  • Providing estimates for parts, skills and job duration (triage assistance).

  • Providing a step-by-step troubleshooting process.

Make better business decisions

One of the strongest use cases for predictive AI in any industry is the ability to make better, data-driven business decisions. Predictive analytics is already being applied to optimize production and key processes, and improve customer service. Predictive AI will comb through all available data and provide you with actionable insights for your business. This can be delivered to executives and managers, allowing the business to run smoother and in the right direction. In other words, toward higher profits.

Gartner predicts that “by 2018, more than half of large organizations globally will compete using advanced analytics and proprietary algorithms, causing the disruption of entire industries.”

Optimize pricing

One of the biggest areas in which service companies lose profit is when they fail to optimize pricing for service and parts. Service companies can actually use real-time pricing optimization like Amazon. By changing pricing based on parts availability, service demand and the likeliness to achieve your target EHR, you’ll maintain profitable margins.

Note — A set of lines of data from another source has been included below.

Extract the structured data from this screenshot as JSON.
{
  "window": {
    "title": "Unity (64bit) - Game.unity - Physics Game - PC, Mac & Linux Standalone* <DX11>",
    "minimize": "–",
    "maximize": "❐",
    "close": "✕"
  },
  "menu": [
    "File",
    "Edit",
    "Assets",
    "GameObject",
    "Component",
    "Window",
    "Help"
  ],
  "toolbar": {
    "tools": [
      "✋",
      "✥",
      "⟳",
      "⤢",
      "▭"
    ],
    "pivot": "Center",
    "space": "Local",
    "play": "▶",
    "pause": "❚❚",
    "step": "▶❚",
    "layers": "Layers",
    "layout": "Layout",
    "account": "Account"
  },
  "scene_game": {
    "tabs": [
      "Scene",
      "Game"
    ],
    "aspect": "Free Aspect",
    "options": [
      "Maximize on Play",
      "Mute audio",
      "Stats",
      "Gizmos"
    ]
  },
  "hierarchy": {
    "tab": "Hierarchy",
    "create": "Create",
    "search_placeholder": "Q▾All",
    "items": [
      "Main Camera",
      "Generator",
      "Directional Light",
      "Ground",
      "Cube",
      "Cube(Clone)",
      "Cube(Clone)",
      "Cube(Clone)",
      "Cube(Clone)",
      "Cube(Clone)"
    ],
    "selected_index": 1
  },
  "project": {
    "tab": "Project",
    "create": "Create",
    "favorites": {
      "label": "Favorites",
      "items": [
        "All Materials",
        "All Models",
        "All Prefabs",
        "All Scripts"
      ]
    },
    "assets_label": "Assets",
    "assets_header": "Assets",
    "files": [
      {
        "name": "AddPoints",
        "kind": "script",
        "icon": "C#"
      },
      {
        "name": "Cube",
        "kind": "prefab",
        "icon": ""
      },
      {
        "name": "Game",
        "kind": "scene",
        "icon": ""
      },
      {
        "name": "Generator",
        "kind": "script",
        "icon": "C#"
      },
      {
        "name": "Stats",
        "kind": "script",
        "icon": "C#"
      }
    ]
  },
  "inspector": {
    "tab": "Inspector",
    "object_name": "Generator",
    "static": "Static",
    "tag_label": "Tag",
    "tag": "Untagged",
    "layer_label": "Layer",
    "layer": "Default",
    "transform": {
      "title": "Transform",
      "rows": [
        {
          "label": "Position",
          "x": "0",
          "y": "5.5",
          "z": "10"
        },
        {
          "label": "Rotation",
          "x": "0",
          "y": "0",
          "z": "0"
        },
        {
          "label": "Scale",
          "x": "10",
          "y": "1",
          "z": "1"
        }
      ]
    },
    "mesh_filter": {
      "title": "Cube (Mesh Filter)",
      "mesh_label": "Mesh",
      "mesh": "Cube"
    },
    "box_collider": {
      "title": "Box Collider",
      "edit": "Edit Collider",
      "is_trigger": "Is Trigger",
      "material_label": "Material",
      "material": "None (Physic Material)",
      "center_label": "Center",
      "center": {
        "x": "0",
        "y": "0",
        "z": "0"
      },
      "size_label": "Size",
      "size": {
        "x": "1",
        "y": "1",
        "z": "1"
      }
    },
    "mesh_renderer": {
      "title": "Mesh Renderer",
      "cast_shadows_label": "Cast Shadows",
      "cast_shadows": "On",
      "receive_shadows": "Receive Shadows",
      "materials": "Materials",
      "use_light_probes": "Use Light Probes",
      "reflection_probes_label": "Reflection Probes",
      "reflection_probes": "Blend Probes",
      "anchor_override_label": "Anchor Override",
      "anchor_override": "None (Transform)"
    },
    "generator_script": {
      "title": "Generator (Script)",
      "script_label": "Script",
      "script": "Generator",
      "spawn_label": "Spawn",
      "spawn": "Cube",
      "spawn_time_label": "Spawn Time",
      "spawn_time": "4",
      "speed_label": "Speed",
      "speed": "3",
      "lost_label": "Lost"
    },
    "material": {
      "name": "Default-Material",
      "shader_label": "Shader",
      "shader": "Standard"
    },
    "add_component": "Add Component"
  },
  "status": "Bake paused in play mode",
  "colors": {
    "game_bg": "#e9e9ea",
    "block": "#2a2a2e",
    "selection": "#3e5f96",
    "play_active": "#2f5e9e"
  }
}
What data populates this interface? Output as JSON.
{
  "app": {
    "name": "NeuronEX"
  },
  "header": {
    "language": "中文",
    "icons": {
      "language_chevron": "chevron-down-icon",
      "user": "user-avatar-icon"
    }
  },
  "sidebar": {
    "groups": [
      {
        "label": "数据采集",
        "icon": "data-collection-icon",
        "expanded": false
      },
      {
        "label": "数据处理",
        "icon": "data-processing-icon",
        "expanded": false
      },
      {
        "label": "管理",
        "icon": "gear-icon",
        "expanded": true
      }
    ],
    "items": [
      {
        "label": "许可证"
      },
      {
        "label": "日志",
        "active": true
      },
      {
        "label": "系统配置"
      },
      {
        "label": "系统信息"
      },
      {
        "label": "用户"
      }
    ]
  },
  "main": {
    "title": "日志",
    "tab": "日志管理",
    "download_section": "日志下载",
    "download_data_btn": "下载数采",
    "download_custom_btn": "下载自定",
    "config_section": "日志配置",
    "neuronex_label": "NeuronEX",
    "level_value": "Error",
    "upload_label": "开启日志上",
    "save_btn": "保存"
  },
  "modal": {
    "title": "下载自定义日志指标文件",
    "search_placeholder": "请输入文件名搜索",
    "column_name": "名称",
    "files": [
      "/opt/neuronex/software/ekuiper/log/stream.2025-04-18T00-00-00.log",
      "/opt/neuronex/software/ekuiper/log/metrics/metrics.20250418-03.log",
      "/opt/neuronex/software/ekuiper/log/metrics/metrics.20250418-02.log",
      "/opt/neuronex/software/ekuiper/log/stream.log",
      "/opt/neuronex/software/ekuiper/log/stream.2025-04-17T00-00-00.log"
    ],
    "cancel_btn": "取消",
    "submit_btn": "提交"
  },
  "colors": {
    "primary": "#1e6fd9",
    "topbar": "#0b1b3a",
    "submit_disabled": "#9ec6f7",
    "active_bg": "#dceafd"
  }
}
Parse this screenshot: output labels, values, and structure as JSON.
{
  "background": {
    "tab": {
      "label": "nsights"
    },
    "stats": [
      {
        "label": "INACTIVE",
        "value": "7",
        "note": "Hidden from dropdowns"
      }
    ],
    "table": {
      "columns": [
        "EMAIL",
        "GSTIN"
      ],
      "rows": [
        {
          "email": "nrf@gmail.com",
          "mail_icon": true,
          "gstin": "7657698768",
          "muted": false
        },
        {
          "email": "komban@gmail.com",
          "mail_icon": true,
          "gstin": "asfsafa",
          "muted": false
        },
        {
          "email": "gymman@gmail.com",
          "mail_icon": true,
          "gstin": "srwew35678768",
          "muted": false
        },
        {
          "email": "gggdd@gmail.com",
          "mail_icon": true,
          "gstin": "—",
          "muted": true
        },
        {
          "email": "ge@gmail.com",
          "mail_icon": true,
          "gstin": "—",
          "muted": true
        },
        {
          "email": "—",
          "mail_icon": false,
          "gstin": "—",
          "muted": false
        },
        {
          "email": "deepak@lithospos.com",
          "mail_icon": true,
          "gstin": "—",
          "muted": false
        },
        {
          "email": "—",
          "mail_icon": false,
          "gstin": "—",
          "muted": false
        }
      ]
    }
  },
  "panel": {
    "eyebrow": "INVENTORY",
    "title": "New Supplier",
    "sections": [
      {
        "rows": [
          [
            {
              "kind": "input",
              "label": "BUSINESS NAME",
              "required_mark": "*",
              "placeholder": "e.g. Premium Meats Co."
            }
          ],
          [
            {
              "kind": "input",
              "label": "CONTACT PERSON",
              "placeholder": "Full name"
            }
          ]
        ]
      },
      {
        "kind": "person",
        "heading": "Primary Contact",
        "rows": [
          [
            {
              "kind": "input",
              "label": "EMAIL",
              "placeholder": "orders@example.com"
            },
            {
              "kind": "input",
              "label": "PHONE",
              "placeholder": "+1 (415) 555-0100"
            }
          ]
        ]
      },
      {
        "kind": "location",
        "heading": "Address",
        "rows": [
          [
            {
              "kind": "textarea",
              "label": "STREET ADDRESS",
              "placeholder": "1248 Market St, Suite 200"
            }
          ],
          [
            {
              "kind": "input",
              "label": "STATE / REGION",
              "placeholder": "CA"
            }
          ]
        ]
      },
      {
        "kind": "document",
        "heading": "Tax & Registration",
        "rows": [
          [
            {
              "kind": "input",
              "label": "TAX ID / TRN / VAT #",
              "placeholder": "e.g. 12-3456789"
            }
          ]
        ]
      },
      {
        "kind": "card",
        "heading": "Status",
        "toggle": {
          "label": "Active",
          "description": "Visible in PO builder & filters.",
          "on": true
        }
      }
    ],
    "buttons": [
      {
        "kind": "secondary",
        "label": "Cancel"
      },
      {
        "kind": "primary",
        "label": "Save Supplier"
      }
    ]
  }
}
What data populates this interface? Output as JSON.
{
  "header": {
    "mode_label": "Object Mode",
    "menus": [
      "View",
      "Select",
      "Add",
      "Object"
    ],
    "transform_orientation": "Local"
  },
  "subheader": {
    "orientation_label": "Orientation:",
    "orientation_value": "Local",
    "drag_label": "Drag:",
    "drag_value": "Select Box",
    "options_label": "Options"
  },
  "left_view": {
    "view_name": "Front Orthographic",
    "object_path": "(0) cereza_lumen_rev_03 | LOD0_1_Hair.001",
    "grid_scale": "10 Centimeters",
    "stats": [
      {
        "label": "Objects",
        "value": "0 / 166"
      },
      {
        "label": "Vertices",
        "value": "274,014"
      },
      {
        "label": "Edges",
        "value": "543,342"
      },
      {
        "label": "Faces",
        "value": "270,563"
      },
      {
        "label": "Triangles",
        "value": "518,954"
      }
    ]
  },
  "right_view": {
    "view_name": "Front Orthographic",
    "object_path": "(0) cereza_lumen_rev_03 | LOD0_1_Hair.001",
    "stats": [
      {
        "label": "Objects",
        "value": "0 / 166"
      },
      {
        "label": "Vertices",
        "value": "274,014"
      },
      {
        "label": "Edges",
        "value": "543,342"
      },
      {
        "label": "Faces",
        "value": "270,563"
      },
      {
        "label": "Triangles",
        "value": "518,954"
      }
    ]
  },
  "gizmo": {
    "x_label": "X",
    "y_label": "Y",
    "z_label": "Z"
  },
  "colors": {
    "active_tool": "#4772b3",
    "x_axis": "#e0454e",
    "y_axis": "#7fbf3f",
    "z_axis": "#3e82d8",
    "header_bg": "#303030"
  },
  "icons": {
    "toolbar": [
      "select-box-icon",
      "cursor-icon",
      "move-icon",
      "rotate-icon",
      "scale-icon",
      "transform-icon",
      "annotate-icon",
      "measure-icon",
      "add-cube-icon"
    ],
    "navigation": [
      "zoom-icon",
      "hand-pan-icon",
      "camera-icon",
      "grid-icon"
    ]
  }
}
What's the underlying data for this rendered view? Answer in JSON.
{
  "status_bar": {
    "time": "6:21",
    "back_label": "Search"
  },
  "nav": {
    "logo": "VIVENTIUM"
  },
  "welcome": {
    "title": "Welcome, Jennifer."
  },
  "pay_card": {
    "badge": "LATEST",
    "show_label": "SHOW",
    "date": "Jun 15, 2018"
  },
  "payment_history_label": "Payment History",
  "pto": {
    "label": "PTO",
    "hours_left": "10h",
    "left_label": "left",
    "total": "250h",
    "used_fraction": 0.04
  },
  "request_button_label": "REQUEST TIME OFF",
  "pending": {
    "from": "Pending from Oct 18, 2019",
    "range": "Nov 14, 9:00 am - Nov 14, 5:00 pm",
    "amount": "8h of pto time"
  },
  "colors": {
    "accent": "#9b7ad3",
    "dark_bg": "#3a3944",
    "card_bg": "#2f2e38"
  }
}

The only way this can be done is through predictive AI. The combination of AI and machine learning will calculate all available data to help you more accurately know how much to charge each unique customer.


The headlines have been filled lately with well-publicized technical failures. Last year’s Delta Airlines power outage, for instance, resulted in disruptions for thousands of travelers. In Delta’s case, the problem was triggered by a failed switchgear. More efficient maintenance may have prevented six hours of downtime for one America’s busiest airlines and saved the company millions of dollars.

Given the potential to prevent these sorts of massive technical failures, and save companies money lost from preventable downtime, predictive AI seems likely to be the industry standard very soon.